Exclude all pictures, then restate the entries below word for word.
─── Records for processing ───
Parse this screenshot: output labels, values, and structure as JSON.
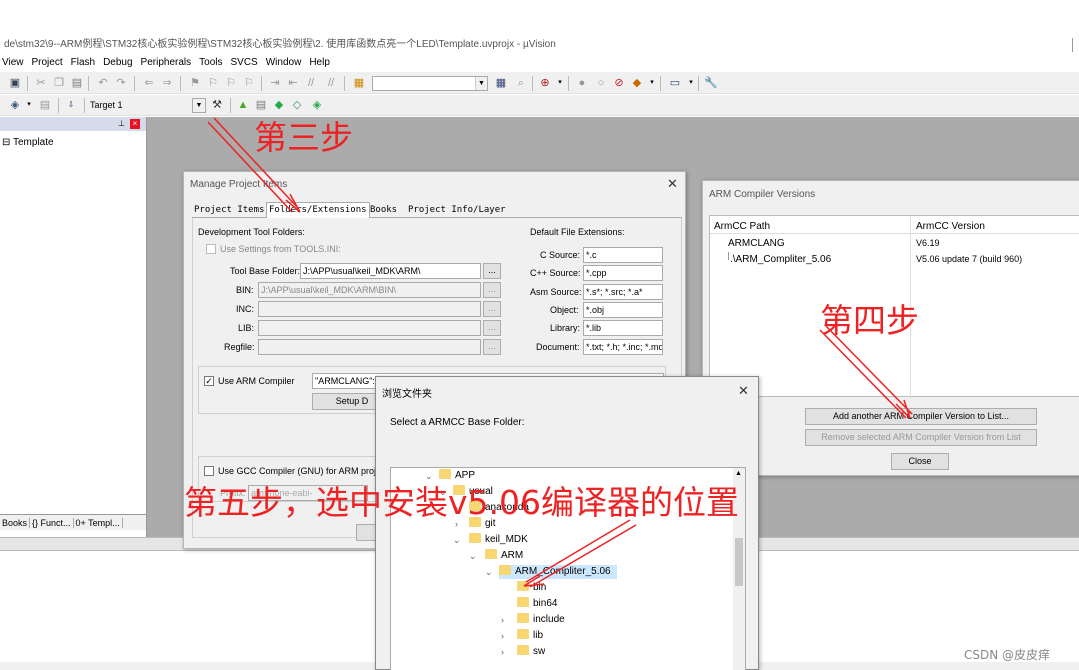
{
  "window": {
    "title": "de\\stm32\\9--ARM例程\\STM32核心板实验例程\\STM32核心板实验例程\\2. 使用库函数点亮一个LED\\Template.uvprojx - µVision"
  },
  "menu": [
    "View",
    "Project",
    "Flash",
    "Debug",
    "Peripherals",
    "Tools",
    "SVCS",
    "Window",
    "Help"
  ],
  "toolbar": {
    "target": "Target 1"
  },
  "project_panel": {
    "root": "Template",
    "tabs": [
      "Books",
      "{} Funct...",
      "0+ Templ..."
    ]
  },
  "manage_dialog": {
    "title": "Manage Project Items",
    "tabs": [
      "Project Items",
      "Folders/Extensions",
      "Books",
      "Project Info/Layer"
    ],
    "dev_tool_folders": "Development Tool Folders:",
    "use_settings": "Use Settings from TOOLS.INI:",
    "tool_base_label": "Tool Base Folder:",
    "tool_base_value": "J:\\APP\\usual\\keil_MDK\\ARM\\",
    "bin_label": "BIN:",
    "bin_value": "J:\\APP\\usual\\keil_MDK\\ARM\\BIN\\",
    "inc_label": "INC:",
    "lib_label": "LIB:",
    "regfile_label": "Regfile:",
    "default_ext": "Default File Extensions:",
    "ext": [
      {
        "label": "C Source:",
        "value": "*.c"
      },
      {
        "label": "C++ Source:",
        "value": "*.cpp"
      },
      {
        "label": "Asm Source:",
        "value": "*.s*; *.src; *.a*"
      },
      {
        "label": "Object:",
        "value": "*.obj"
      },
      {
        "label": "Library:",
        "value": "*.lib"
      },
      {
        "label": "Document:",
        "value": "*.txt; *.h; *.inc; *.md"
      }
    ],
    "use_arm_compiler": "Use ARM Compiler",
    "arm_compiler_value": "\"ARMCLANG\": V6.19 ...",
    "setup_btn": "Setup D",
    "use_gcc": "Use GCC Compiler (GNU) for ARM project",
    "prefix_label": "Prefix:",
    "prefix_value": "arm-none-eabi-",
    "dots": "..."
  },
  "compiler_dialog": {
    "title": "ARM Compiler Versions",
    "col_path": "ArmCC Path",
    "col_version": "ArmCC Version",
    "rows": [
      {
        "path": "ARMCLANG",
        "version": "V6.19"
      },
      {
        "path": ".\\ARM_Compliter_5.06",
        "version": "V5.06 update 7 (build 960)"
      }
    ],
    "add_btn": "Add another ARM Compiler Version to List...",
    "remove_btn": "Remove selected ARM Compiler Version from List",
    "close_btn": "Close"
  },
  "browse_dialog": {
    "title": "浏览文件夹",
    "prompt": "Select a ARMCC Base Folder:",
    "tree": [
      "APP",
      "usual",
      "anaconda",
      "git",
      "keil_MDK",
      "ARM",
      "ARM_Compliter_5.06",
      "bin",
      "bin64",
      "include",
      "lib",
      "sw"
    ]
  },
  "annotations": {
    "step3": "第三步",
    "step4": "第四步",
    "step5": "第五步，选中安装v5.06编译器的位置"
  },
  "watermark": "CSDN @皮皮痒",
  "colors": {
    "annotation": "#e22222",
    "workspace": "#ababab",
    "selected": "#cce8ff"
  }
}
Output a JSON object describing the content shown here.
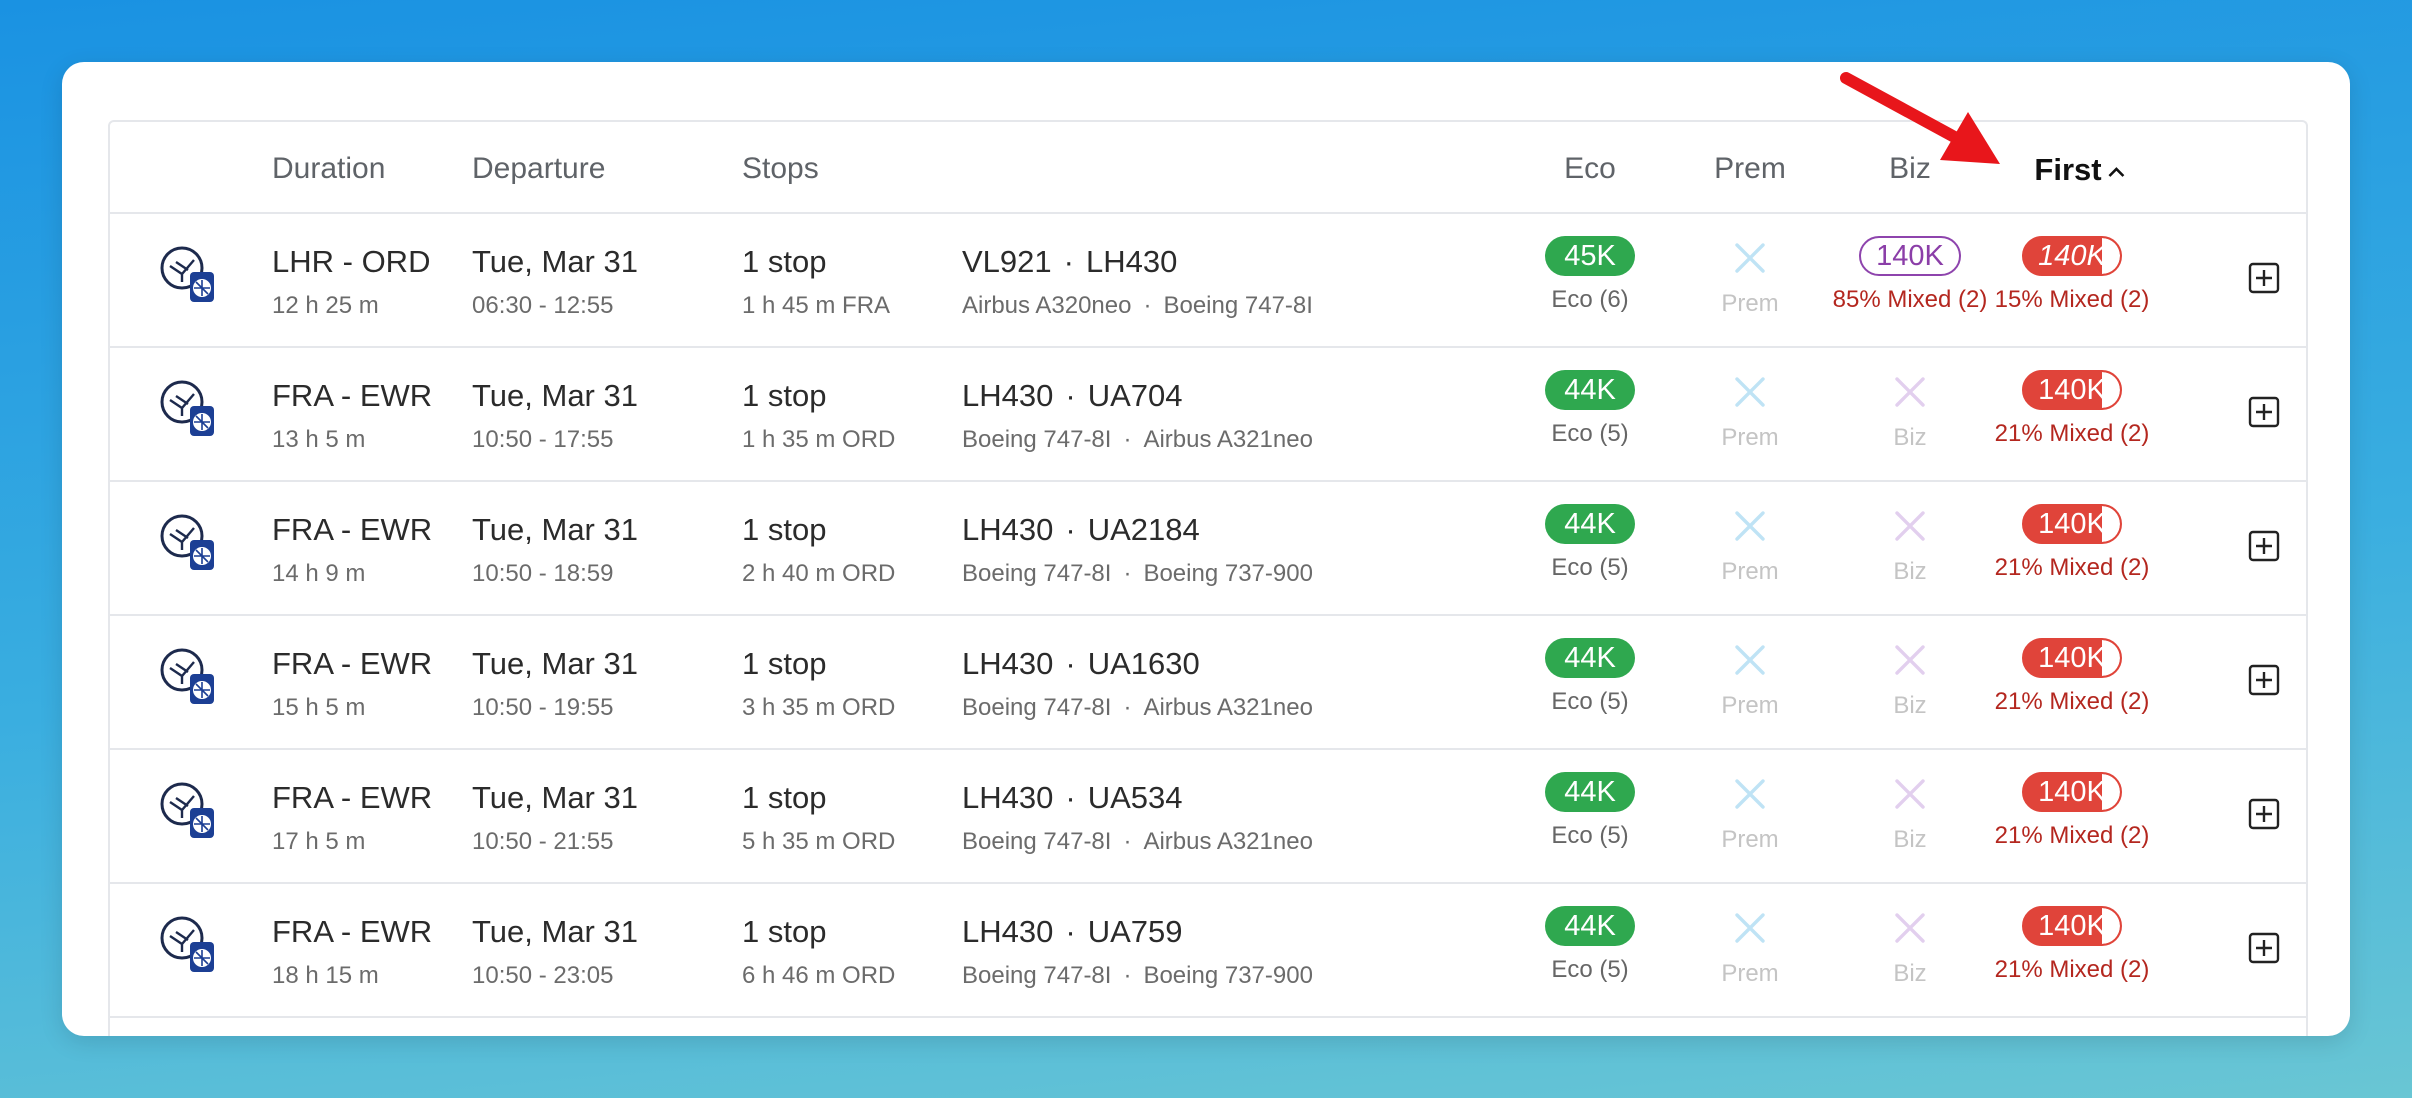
{
  "header": {
    "duration": "Duration",
    "departure": "Departure",
    "stops": "Stops",
    "eco": "Eco",
    "prem": "Prem",
    "biz": "Biz",
    "first": "First"
  },
  "colors": {
    "eco_pill": "#2fa84f",
    "biz_outline": "#8e44ad",
    "first_pill": "#e0443a",
    "mixed_text": "#b4271f",
    "prem_x": "#bfe3f5",
    "biz_x": "#e2cfee",
    "annotation_arrow": "#e8161b"
  },
  "icons": {
    "airline_logo": "lufthansa-united-logo-icon",
    "add": "plus-square-icon",
    "expand": "chevron-down-icon",
    "sort": "chevron-up-icon",
    "unavailable": "x-icon"
  },
  "rows": [
    {
      "route": "LHR - ORD",
      "duration": "12 h 25 m",
      "date": "Tue, Mar 31",
      "times": "06:30 - 12:55",
      "stops": "1 stop",
      "layover": "1 h 45 m FRA",
      "flights": [
        "VL921",
        "LH430"
      ],
      "aircraft": [
        "Airbus A320neo",
        "Boeing 747-8I"
      ],
      "eco": "45K",
      "eco_note": "Eco (6)",
      "prem": "Prem",
      "prem_available": false,
      "biz": "140K",
      "biz_note": "85% Mixed (2)",
      "biz_available": true,
      "first": "140K",
      "first_note": "15% Mixed (2)"
    },
    {
      "route": "FRA - EWR",
      "duration": "13 h 5 m",
      "date": "Tue, Mar 31",
      "times": "10:50 - 17:55",
      "stops": "1 stop",
      "layover": "1 h 35 m ORD",
      "flights": [
        "LH430",
        "UA704"
      ],
      "aircraft": [
        "Boeing 747-8I",
        "Airbus A321neo"
      ],
      "eco": "44K",
      "eco_note": "Eco (5)",
      "prem": "Prem",
      "prem_available": false,
      "biz": "Biz",
      "biz_available": false,
      "first": "140K",
      "first_note": "21% Mixed (2)"
    },
    {
      "route": "FRA - EWR",
      "duration": "14 h 9 m",
      "date": "Tue, Mar 31",
      "times": "10:50 - 18:59",
      "stops": "1 stop",
      "layover": "2 h 40 m ORD",
      "flights": [
        "LH430",
        "UA2184"
      ],
      "aircraft": [
        "Boeing 747-8I",
        "Boeing 737-900"
      ],
      "eco": "44K",
      "eco_note": "Eco (5)",
      "prem": "Prem",
      "prem_available": false,
      "biz": "Biz",
      "biz_available": false,
      "first": "140K",
      "first_note": "21% Mixed (2)"
    },
    {
      "route": "FRA - EWR",
      "duration": "15 h 5 m",
      "date": "Tue, Mar 31",
      "times": "10:50 - 19:55",
      "stops": "1 stop",
      "layover": "3 h 35 m ORD",
      "flights": [
        "LH430",
        "UA1630"
      ],
      "aircraft": [
        "Boeing 747-8I",
        "Airbus A321neo"
      ],
      "eco": "44K",
      "eco_note": "Eco (5)",
      "prem": "Prem",
      "prem_available": false,
      "biz": "Biz",
      "biz_available": false,
      "first": "140K",
      "first_note": "21% Mixed (2)"
    },
    {
      "route": "FRA - EWR",
      "duration": "17 h 5 m",
      "date": "Tue, Mar 31",
      "times": "10:50 - 21:55",
      "stops": "1 stop",
      "layover": "5 h 35 m ORD",
      "flights": [
        "LH430",
        "UA534"
      ],
      "aircraft": [
        "Boeing 747-8I",
        "Airbus A321neo"
      ],
      "eco": "44K",
      "eco_note": "Eco (5)",
      "prem": "Prem",
      "prem_available": false,
      "biz": "Biz",
      "biz_available": false,
      "first": "140K",
      "first_note": "21% Mixed (2)"
    },
    {
      "route": "FRA - EWR",
      "duration": "18 h 15 m",
      "date": "Tue, Mar 31",
      "times": "10:50 - 23:05",
      "stops": "1 stop",
      "layover": "6 h 46 m ORD",
      "flights": [
        "LH430",
        "UA759"
      ],
      "aircraft": [
        "Boeing 747-8I",
        "Boeing 737-900"
      ],
      "eco": "44K",
      "eco_note": "Eco (5)",
      "prem": "Prem",
      "prem_available": false,
      "biz": "Biz",
      "biz_available": false,
      "first": "140K",
      "first_note": "21% Mixed (2)"
    }
  ]
}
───
- _Your solution_:
Parse this screenshot: output labels, values, and structure as JSON.
{
  "window": {
    "title": "de\\stm32\\9--ARM例程\\STM32核心板实验例程\\STM32核心板实验例程\\2. 使用库函数点亮一个LED\\Template.uvprojx - µVision"
  },
  "menu": [
    "View",
    "Project",
    "Flash",
    "Debug",
    "Peripherals",
    "Tools",
    "SVCS",
    "Window",
    "Help"
  ],
  "toolbar": {
    "target": "Target 1"
  },
  "project_panel": {
    "root": "Template",
    "tabs": [
      "Books",
      "{} Funct...",
      "0+ Templ..."
    ]
  },
  "manage_dialog": {
    "title": "Manage Project Items",
    "tabs": [
      "Project Items",
      "Folders/Extensions",
      "Books",
      "Project Info/Layer"
    ],
    "dev_tool_folders": "Development Tool Folders:",
    "use_settings": "Use Settings from TOOLS.INI:",
    "tool_base_label": "Tool Base Folder:",
    "tool_base_value": "J:\\APP\\usual\\keil_MDK\\ARM\\",
    "bin_label": "BIN:",
    "bin_value": "J:\\APP\\usual\\keil_MDK\\ARM\\BIN\\",
    "inc_label": "INC:",
    "lib_label": "LIB:",
    "regfile_label": "Regfile:",
    "default_ext": "Default File Extensions:",
    "ext": [
      {
        "label": "C Source:",
        "value": "*.c"
      },
      {
        "label": "C++ Source:",
        "value": "*.cpp"
      },
      {
        "label": "Asm Source:",
        "value": "*.s*; *.src; *.a*"
      },
      {
        "label": "Object:",
        "value": "*.obj"
      },
      {
        "label": "Library:",
        "value": "*.lib"
      },
      {
        "label": "Document:",
        "value": "*.txt; *.h; *.inc; *.md"
      }
    ],
    "use_arm_compiler": "Use ARM Compiler",
    "arm_compiler_value": "\"ARMCLANG\": V6.19 ...",
    "setup_btn": "Setup D",
    "use_gcc": "Use GCC Compiler (GNU) for ARM project",
    "prefix_label": "Prefix:",
    "prefix_value": "arm-none-eabi-",
    "dots": "..."
  },
  "compiler_dialog": {
    "title": "ARM Compiler Versions",
    "col_path": "ArmCC Path",
    "col_version": "ArmCC Version",
    "rows": [
      {
        "path": "ARMCLANG",
        "version": "V6.19"
      },
      {
        "path": ".\\ARM_Compliter_5.06",
        "version": "V5.06 update 7 (build 960)"
      }
    ],
    "add_btn": "Add another ARM Compiler Version to List...",
    "remove_btn": "Remove selected ARM Compiler Version from List",
    "close_btn": "Close"
  },
  "browse_dialog": {
    "title": "浏览文件夹",
    "prompt": "Select a ARMCC Base Folder:",
    "tree": [
      "APP",
      "usual",
      "anaconda",
      "git",
      "keil_MDK",
      "ARM",
      "ARM_Compliter_5.06",
      "bin",
      "bin64",
      "include",
      "lib",
      "sw"
    ]
  },
  "annotations": {
    "step3": "第三步",
    "step4": "第四步",
    "step5": "第五步，选中安装v5.06编译器的位置"
  },
  "watermark": "CSDN @皮皮痒",
  "colors": {
    "annotation": "#e22222",
    "workspace": "#ababab",
    "selected": "#cce8ff"
  }
}
Output a JSON object describing the content shown here.
{
  "header": {
    "duration": "Duration",
    "departure": "Departure",
    "stops": "Stops",
    "eco": "Eco",
    "prem": "Prem",
    "biz": "Biz",
    "first": "First"
  },
  "colors": {
    "eco_pill": "#2fa84f",
    "biz_outline": "#8e44ad",
    "first_pill": "#e0443a",
    "mixed_text": "#b4271f",
    "prem_x": "#bfe3f5",
    "biz_x": "#e2cfee",
    "annotation_arrow": "#e8161b"
  },
  "icons": {
    "airline_logo": "lufthansa-united-logo-icon",
    "add": "plus-square-icon",
    "expand": "chevron-down-icon",
    "sort": "chevron-up-icon",
    "unavailable": "x-icon"
  },
  "rows": [
    {
      "route": "LHR - ORD",
      "duration": "12 h 25 m",
      "date": "Tue, Mar 31",
      "times": "06:30 - 12:55",
      "stops": "1 stop",
      "layover": "1 h 45 m FRA",
      "flights": [
        "VL921",
        "LH430"
      ],
      "aircraft": [
        "Airbus A320neo",
        "Boeing 747-8I"
      ],
      "eco": "45K",
      "eco_note": "Eco (6)",
      "prem": "Prem",
      "prem_available": false,
      "biz": "140K",
      "biz_note": "85% Mixed (2)",
      "biz_available": true,
      "first": "140K",
      "first_note": "15% Mixed (2)"
    },
    {
      "route": "FRA - EWR",
      "duration": "13 h 5 m",
      "date": "Tue, Mar 31",
      "times": "10:50 - 17:55",
      "stops": "1 stop",
      "layover": "1 h 35 m ORD",
      "flights": [
        "LH430",
        "UA704"
      ],
      "aircraft": [
        "Boeing 747-8I",
        "Airbus A321neo"
      ],
      "eco": "44K",
      "eco_note": "Eco (5)",
      "prem": "Prem",
      "prem_available": false,
      "biz": "Biz",
      "biz_available": false,
      "first": "140K",
      "first_note": "21% Mixed (2)"
    },
    {
      "route": "FRA - EWR",
      "duration": "14 h 9 m",
      "date": "Tue, Mar 31",
      "times": "10:50 - 18:59",
      "stops": "1 stop",
      "layover": "2 h 40 m ORD",
      "flights": [
        "LH430",
        "UA2184"
      ],
      "aircraft": [
        "Boeing 747-8I",
        "Boeing 737-900"
      ],
      "eco": "44K",
      "eco_note": "Eco (5)",
      "prem": "Prem",
      "prem_available": false,
      "biz": "Biz",
      "biz_available": false,
      "first": "140K",
      "first_note": "21% Mixed (2)"
    },
    {
      "route": "FRA - EWR",
      "duration": "15 h 5 m",
      "date": "Tue, Mar 31",
      "times": "10:50 - 19:55",
      "stops": "1 stop",
      "layover": "3 h 35 m ORD",
      "flights": [
        "LH430",
        "UA1630"
      ],
      "aircraft": [
        "Boeing 747-8I",
        "Airbus A321neo"
      ],
      "eco": "44K",
      "eco_note": "Eco (5)",
      "prem": "Prem",
      "prem_available": false,
      "biz": "Biz",
      "biz_available": false,
      "first": "140K",
      "first_note": "21% Mixed (2)"
    },
    {
      "route": "FRA - EWR",
      "duration": "17 h 5 m",
      "date": "Tue, Mar 31",
      "times": "10:50 - 21:55",
      "stops": "1 stop",
      "layover": "5 h 35 m ORD",
      "flights": [
        "LH430",
        "UA534"
      ],
      "aircraft": [
        "Boeing 747-8I",
        "Airbus A321neo"
      ],
      "eco": "44K",
      "eco_note": "Eco (5)",
      "prem": "Prem",
      "prem_available": false,
      "biz": "Biz",
      "biz_available": false,
      "first": "140K",
      "first_note": "21% Mixed (2)"
    },
    {
      "route": "FRA - EWR",
      "duration": "18 h 15 m",
      "date": "Tue, Mar 31",
      "times": "10:50 - 23:05",
      "stops": "1 stop",
      "layover": "6 h 46 m ORD",
      "flights": [
        "LH430",
        "UA759"
      ],
      "aircraft": [
        "Boeing 747-8I",
        "Boeing 737-900"
      ],
      "eco": "44K",
      "eco_note": "Eco (5)",
      "prem": "Prem",
      "prem_available": false,
      "biz": "Biz",
      "biz_available": false,
      "first": "140K",
      "first_note": "21% Mixed (2)"
    }
  ]
}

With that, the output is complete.